Tip XML source and result documents are treated as trees by XSLT because they have a hierarchical tree-like structure to them. Therefore, for most purposes, the terms source document and source tree are interchangeable, as are result document and result tree . For more information on trees, see Chapter 3.
You can find out about XPath location paths in Chapter 5, but I can explain a bit now to help you get the gist of what they do for template rules. Consider the XML file in Listing 4-1.
Listing 4-1: score.xml
<!-- score.xml --> <scores> <score id="1"> <film>A Little Princess</film> <composer>Patrick Doyle</composer> <year>1995</year> <grade>100</grade> </score> <score id="2"> <film>Chocolat</film> <composer>Rachel Portman</composer> <year>2001</year> <grade>90</grade> </score> <score id="3"> <film>Vertigo</film> <composer>Bernard Herrmann</composer> <year>1956</year> <grade>95</grade> </score> <score id="4"> <film>Field of Dreams</film> <composer>James Horner</composer> <year>1989</year> <grade>96</grade> </score> <score id="5"> <film>Dead Again</film> <composer>Patrick Doyle</composer> <year>1991</year> <grade>97</grade> </score> </scores>
From this source document, suppose you want to get each of the film elements and do something with them. To do so, set your match element to be the name of the element:
<xsl:template match="film"> <!-- Do something with the film elements --> </xsl:template>
In plain English, this match pattern says:
Each of the five film elements is processed by the template rule.
Remember XPath location paths can get pretty uh shall I say interesting. (Translation: They can look like gobbledygook!) Dont concern yourself too much with XPath location paths now. I save all that fun for Chapter 5.
Pushing with templates
Because of their similarity, the terms template and template rule are often confused and tend to be sloppily interchanged. But there is a fundamental difference in meaning: A template rule is the entire xsl:template element, and the template is everything inside the start and end tags of xsl:template . The purpose of the template is to define how the returning node set is pushed (or output) to the result tree.
A template contains two types of information:
In the following example, The film: is normal text, and the xsl:value-of instruction in an XSLT element that is evaluated at processing time to generate text:
<xsl:template match="score"> The film: <xsl:value-of select="film"/> </xsl:template>

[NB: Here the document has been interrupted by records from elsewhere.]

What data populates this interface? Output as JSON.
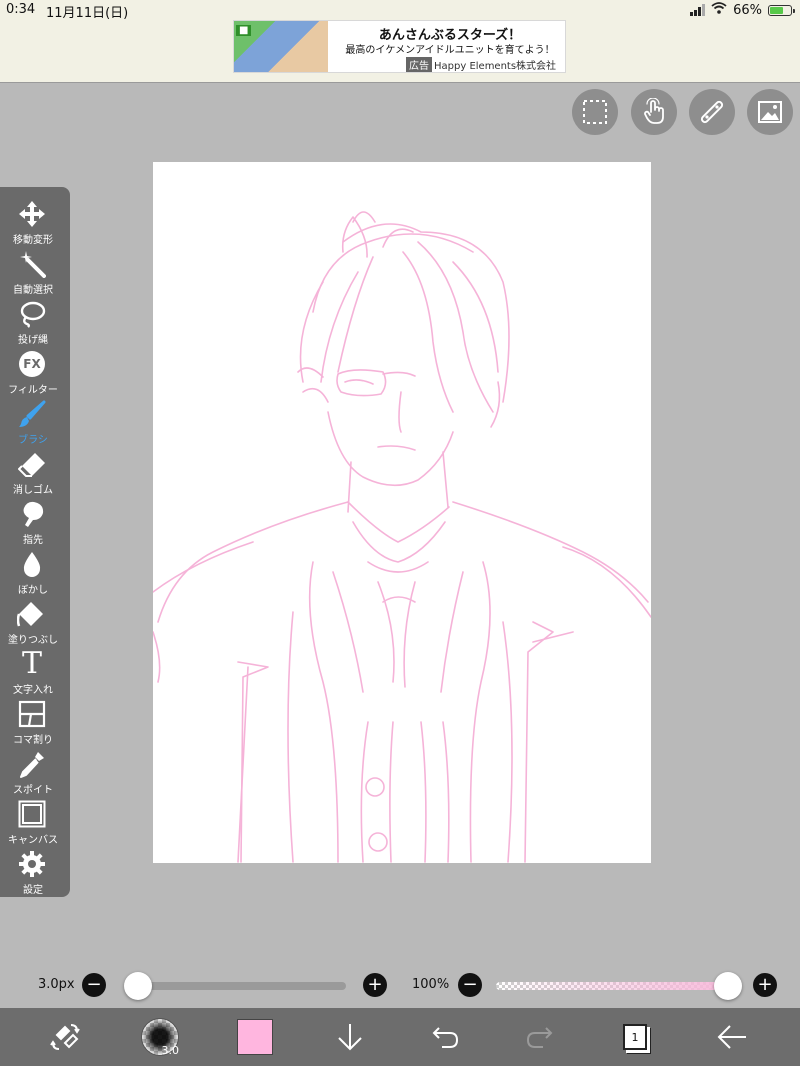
{
  "status": {
    "time": "0:34",
    "date": "11月11日(日)",
    "battery": "66%",
    "battery_level": 0.66
  },
  "ad": {
    "title": "あんさんぶるスターズ！",
    "description": "最高のイケメンアイドルユニットを育てよう！",
    "badge": "広告",
    "company": "Happy Elements株式会社"
  },
  "top_tools": [
    {
      "name": "selection-icon"
    },
    {
      "name": "touch-icon"
    },
    {
      "name": "ruler-icon"
    },
    {
      "name": "image-icon"
    }
  ],
  "toolbar": {
    "items": [
      {
        "label": "移動変形",
        "icon": "move-icon"
      },
      {
        "label": "自動選択",
        "icon": "magic-wand-icon"
      },
      {
        "label": "投げ縄",
        "icon": "lasso-icon"
      },
      {
        "label": "フィルター",
        "icon": "fx-icon",
        "icon_text": "FX"
      },
      {
        "label": "ブラシ",
        "icon": "brush-icon"
      },
      {
        "label": "消しゴム",
        "icon": "eraser-icon"
      },
      {
        "label": "指先",
        "icon": "finger-icon"
      },
      {
        "label": "ぼかし",
        "icon": "blur-icon"
      },
      {
        "label": "塗りつぶし",
        "icon": "fill-icon"
      },
      {
        "label": "文字入れ",
        "icon": "text-icon",
        "icon_text": "T"
      },
      {
        "label": "コマ割り",
        "icon": "frame-icon"
      },
      {
        "label": "スポイト",
        "icon": "eyedropper-icon"
      },
      {
        "label": "キャンバス",
        "icon": "canvas-icon"
      },
      {
        "label": "設定",
        "icon": "gear-icon"
      }
    ],
    "active_label": "ブラシ",
    "active_color": "#3fa2ee"
  },
  "brush": {
    "size_label": "3.0px",
    "size_fraction": 0.0,
    "opacity_label": "100%",
    "opacity_fraction": 1.0,
    "preview_label": "3.0",
    "minus": "−",
    "plus": "+"
  },
  "colors": {
    "brush_color": "#ffb6df",
    "stroke_color": "#f5b3d8",
    "toolbar_bg": "#6a6a6a",
    "app_bg": "#b9b9b9"
  },
  "layers": {
    "count": "1"
  }
}
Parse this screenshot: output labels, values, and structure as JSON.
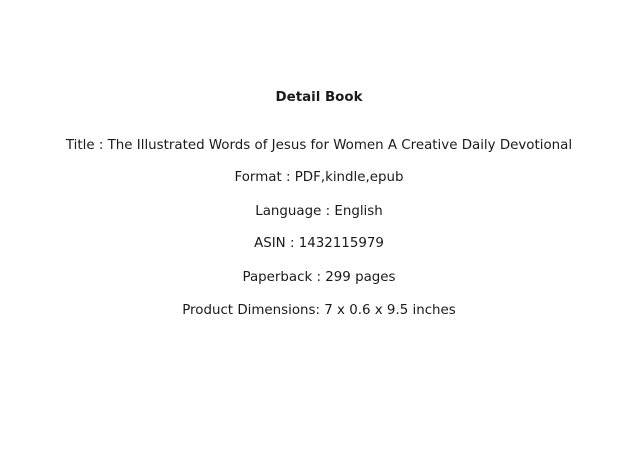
{
  "document": {
    "heading": "Detail Book",
    "lines": [
      "Title : The Illustrated Words of Jesus for Women A Creative Daily Devotional",
      "Format : PDF,kindle,epub",
      "Language : English",
      "ASIN : 1432115979",
      "Paperback : 299 pages",
      "Product Dimensions: 7 x 0.6 x 9.5 inches"
    ]
  }
}
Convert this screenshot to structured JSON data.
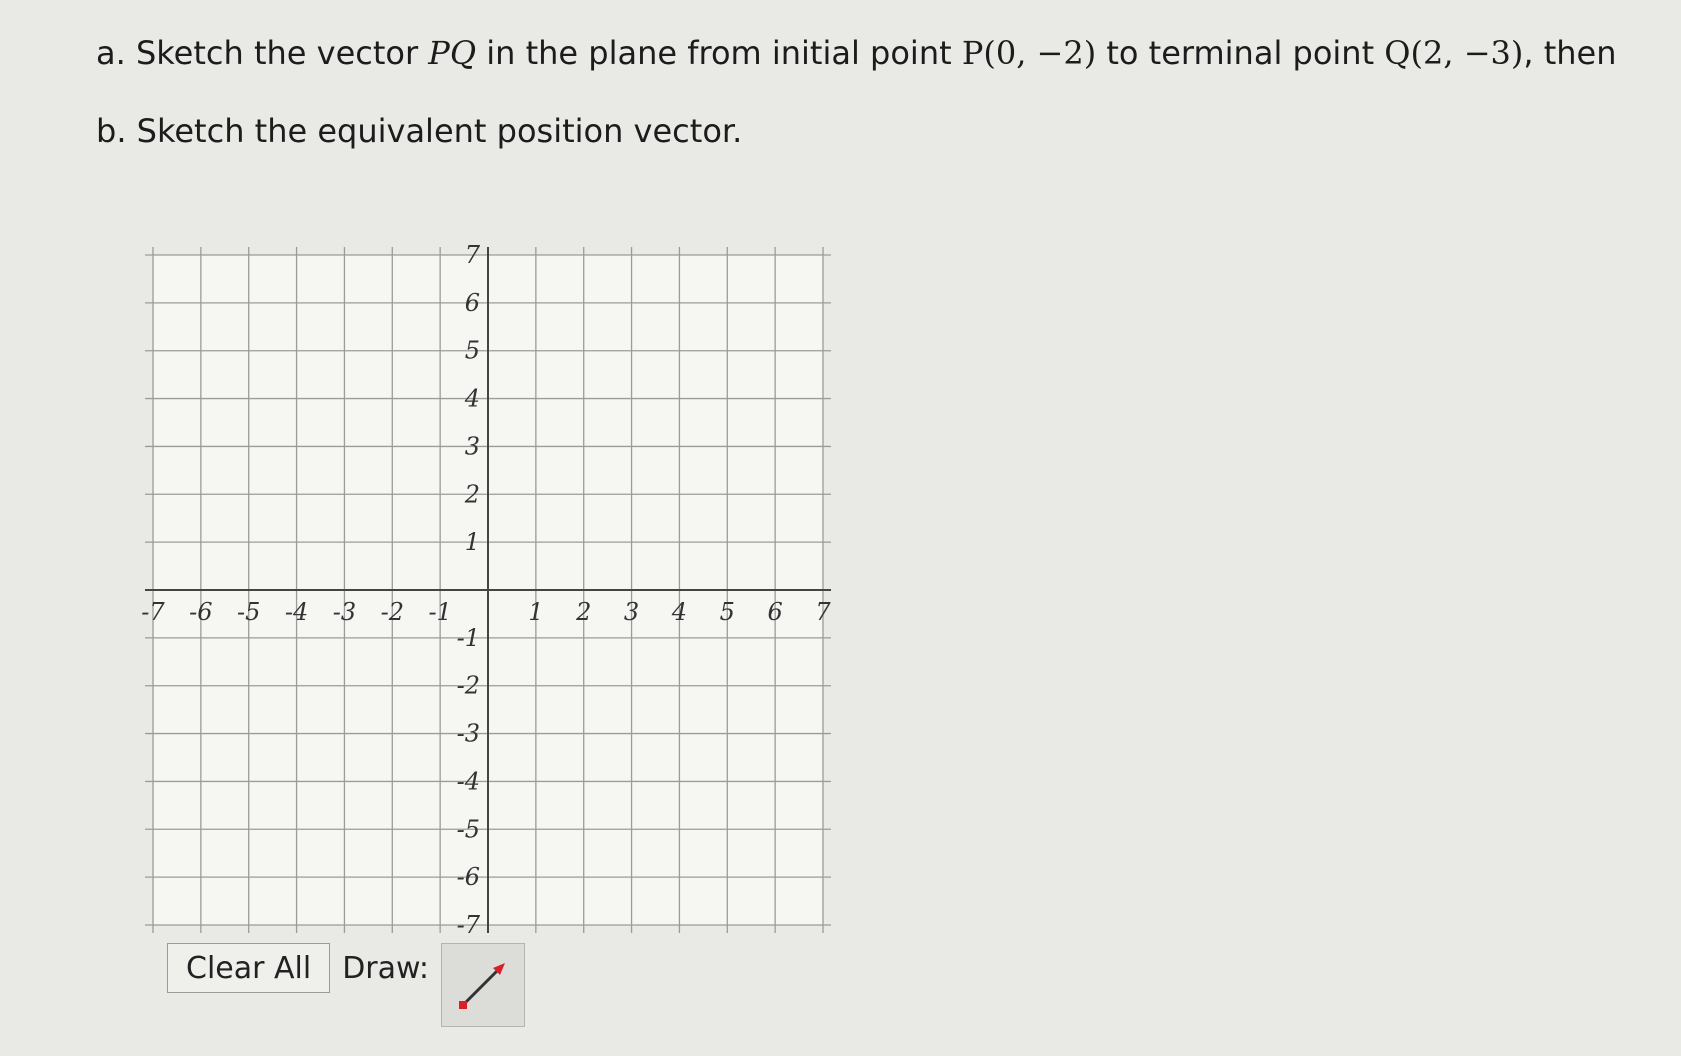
{
  "question": {
    "part_a": {
      "prefix": "a. Sketch the vector ",
      "vector": "PQ",
      "mid1": " in the plane from initial point ",
      "point_p": "P(0, −2)",
      "mid2": " to terminal point ",
      "point_q": "Q(2, −3)",
      "suffix": ", then"
    },
    "part_b": "b. Sketch the equivalent position vector."
  },
  "graph": {
    "x_min": -7,
    "x_max": 7,
    "y_min": -7,
    "y_max": 7,
    "x_tick_labels": [
      "-7",
      "-6",
      "-5",
      "-4",
      "-3",
      "-2",
      "-1",
      "1",
      "2",
      "3",
      "4",
      "5",
      "6",
      "7"
    ],
    "y_tick_labels": [
      "7",
      "6",
      "5",
      "4",
      "3",
      "2",
      "1",
      "-1",
      "-2",
      "-3",
      "-4",
      "-5",
      "-6",
      "-7"
    ],
    "grid": true,
    "colors": {
      "grid": "#9b9b9b",
      "axis": "#444444",
      "background": "#f6f6f3"
    }
  },
  "toolbar": {
    "clear_label": "Clear All",
    "draw_label": "Draw:",
    "tool_icon": "vector-arrow-icon",
    "colors": {
      "arrow": "#d8202a",
      "line": "#333333"
    }
  }
}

How a template rule is processed
When a template rule is processed, the XSLT processor reads through an incoming XML document and assembles it as a tree. After this tree structure is defined, the processor starts walking through each node of the tree, looking for the most specific matching template rule for each node it encounters. When it finds a match, the processor uses the selected template as its guideline for how to add the node set to the result tree.
To illustrate , suppose you have the XML snippet shown in Listing 4-2.
Listing 4-2: tv.xml
<tv> <model>1010</model> <type>WideScreen</type> <aspectratio>16x9</aspectratio> </tv>
And want to output it :
Model 1010 has an aspect ratio of 16x9.
The template rule that can do this transformation looks like:
<xsl:template match="tv"> Model <xsl:value-of select="model"/> has an aspect ratio of <xsl:value-of select="aspectratio"/>. </xsl:template>
When the XSLT processor performs this transformation, it first constructs a source tree like the one shown in Figure 4-2. Next, as it gets to each node, it checks to see if the node matches the lone template rule Ive defined. The processor scores a bulls-eye when it gets to the root node, because the root node has a tv element node as its child.
Figure 4-2: Source tree.
The processor then gets the template rules template and combines the literal text with the results of the two xsl:value-of elements (see Figure 4-3). These are combined into a single text node and added to the result trees root node, as shown in Figure 4-4.
Figure 4-3: Text nodes of the template.
Figure 4-4: Result tree.
Tip When working with namespaces in your stylesheets, a good rule is that elements in a stylesheet in the xsl: namespace are part of the XSLT language, while non-xsl: elements within a template rule are literal elements put into the result tree.